Published:
Publisher: Chiswick Books
Excerpt:

THE SLAVE walks as if queuing for food, carrying a bowl.
Stand in a queue a smelly shuffle
towards hot water weak water grimy.
A bowl of it.
Gone.
Bread. Bite. Gone.
Spoken in matter-of-fact manner:
There he went, another young one, fool,
idiot, we didn’t stop him. Slow. Stupid.
A bony child, sixteen, no more, up to the
huge black bastard serving soup, asking for more.
Stone mad. Famished mad. Up to that monster
serving...
Pause.
Before our eyes he killed him with one
blow of his ladle.
Pause.
Before our eyes.
Silence.
Scuttles back to his tunnel. Silence. Sees a fly.
Fly.
Listen here, fly. Listen.
Small brother. Tiny sister.
Do you love?
Pause.
Fly. Listen. How many eyes have you?
Is it seven you have?

READ MORE

Oh you cursed creature,
it would be merciful to kill you.
Pause.
A wing of yours is broken, you have problems
my friend.
It is a peril to have eyes.
Pause.
I have two too many. They see too much.
I want my eyes gone from me.
Pause.
Poor fly. How you suffer. So much to see around
and about.
Pause.
I have love for you in your predicament.
Silence.
I will eat you.
Pause.
Because I love you.
Blackout.
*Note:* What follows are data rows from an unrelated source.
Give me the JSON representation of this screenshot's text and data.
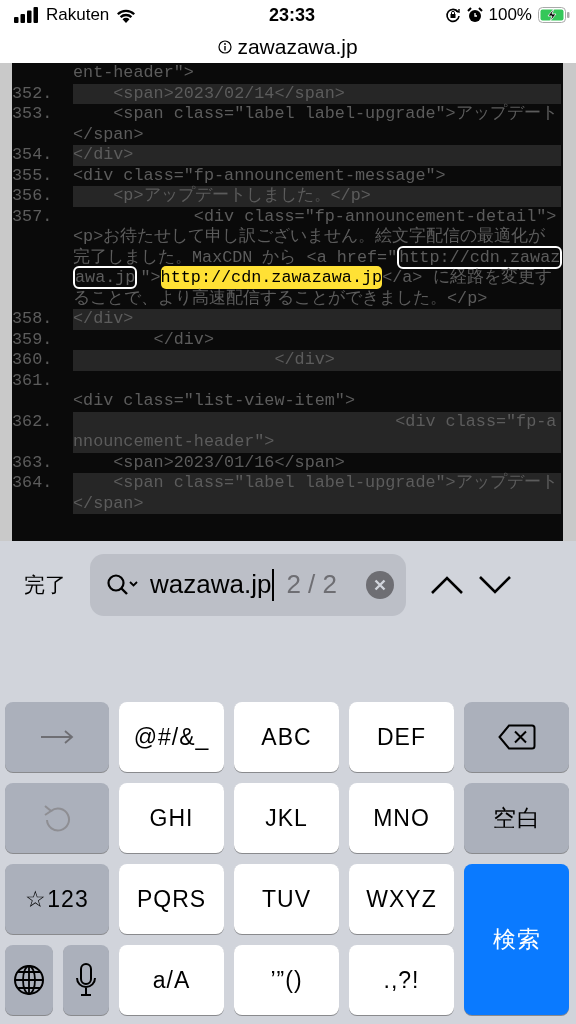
{
  "status_bar": {
    "carrier": "Rakuten",
    "time": "23:33",
    "battery": "100%"
  },
  "address_bar": {
    "domain": "zawazawa.jp"
  },
  "source": {
    "top_continuation": "ent-header\">",
    "lines": [
      {
        "number": "352.",
        "shaded": true,
        "text": "    <span>2023/02/14</span>"
      },
      {
        "number": "353.",
        "shaded": false,
        "text": "    <span class=\"label label-upgrade\">アップデート</span>"
      },
      {
        "number": "354.",
        "shaded": true,
        "text": "</div>"
      },
      {
        "number": "355.",
        "shaded": false,
        "text": "<div class=\"fp-announcement-message\">"
      },
      {
        "number": "356.",
        "shaded": true,
        "text": "    <p>アップデートしました。</p>"
      },
      {
        "number": "357.",
        "shaded": false,
        "segments": [
          {
            "kind": "plain",
            "text": "            <div class=\"fp-announcement-detail\"><p>お待たせして申し訳ございません。絵文字配信の最適化が完了しました。MaxCDN から <a href=\""
          },
          {
            "kind": "match",
            "text": "http://cdn.zawazawa.jp",
            "current": false
          },
          {
            "kind": "plain",
            "text": "\">"
          },
          {
            "kind": "match",
            "text": "http://cdn.zawazawa.jp",
            "current": true
          },
          {
            "kind": "plain",
            "text": "</a> に経路を変更することで、より高速配信することができました。</p>"
          }
        ]
      },
      {
        "number": "358.",
        "shaded": true,
        "text": "</div>"
      },
      {
        "number": "359.",
        "shaded": false,
        "text": "        </div>"
      },
      {
        "number": "360.",
        "shaded": true,
        "text": "                    </div>"
      },
      {
        "number": "361.",
        "shaded": false,
        "text": "                                                <div class=\"list-view-item\">"
      },
      {
        "number": "362.",
        "shaded": true,
        "text": "                                <div class=\"fp-announcement-header\">"
      },
      {
        "number": "363.",
        "shaded": false,
        "text": "    <span>2023/01/16</span>"
      },
      {
        "number": "364.",
        "shaded": true,
        "text": "    <span class=\"label label-upgrade\">アップデート</span>"
      }
    ]
  },
  "find_bar": {
    "done": "完了",
    "query": "wazawa.jp",
    "count": "2 / 2"
  },
  "keyboard": {
    "keys": [
      {
        "kind": "arrow"
      },
      {
        "kind": "text",
        "label": "@#/&_"
      },
      {
        "kind": "text",
        "label": "ABC"
      },
      {
        "kind": "text",
        "label": "DEF"
      },
      {
        "kind": "backspace"
      },
      {
        "kind": "undo"
      },
      {
        "kind": "text",
        "label": "GHI"
      },
      {
        "kind": "text",
        "label": "JKL"
      },
      {
        "kind": "text",
        "label": "MNO"
      },
      {
        "kind": "function",
        "label": "空白"
      },
      {
        "kind": "function",
        "label": "☆123"
      },
      {
        "kind": "text",
        "label": "PQRS"
      },
      {
        "kind": "text",
        "label": "TUV"
      },
      {
        "kind": "text",
        "label": "WXYZ"
      },
      {
        "kind": "primary",
        "label": "検索"
      },
      {
        "kind": "globe"
      },
      {
        "kind": "mic"
      },
      {
        "kind": "text",
        "label": "a/A"
      },
      {
        "kind": "text",
        "label": "’”()"
      },
      {
        "kind": "text",
        "label": ".,?!"
      }
    ]
  }
}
In the darkness, the words strike.
AXE AXE AXE
STONE STONE STONE
AXE AXE AXE
ROCK HARD STONE HARD
ROCK HARD STONE HARD
ROCK HARD STONE HARD
ROCK HARD ROCK HARD
ROCK HARD ROCK HARD
Saw. Suddenly saw
the guard slice,
with a swipe of his spade,
slice his arm off.
AXE AXE AXE
STONE STONE STONE
AXE AXE AXE
SWIPE SLAM SPADE SLAM SLAM
SLAIN
DEAD DOWN DAMNED DOWN DEAD
STONE DEAD
Hate hate hate
foul
filth
dirt
HATEHATEHATEHATEHATE
SHITEFILTHFOULSHITEFILTH
FIST FACE FIST FACE FIST
Fist in his face
FACE INTO FLESH

COLLAPSE
Reviews:Irish Times wrote:

"Her characters hark back to Becket's absurdist, dislocated figures and their self-referential monologues in which sound frequently communicates more than actual words. These men and women partake in symbolic rituals rather than sit around naturalistic kitchen tables and have their tea."

Irish Times wrote:

"The searing lament in this play is for... all women, and how they are too often seen by men as throwaway flotsam."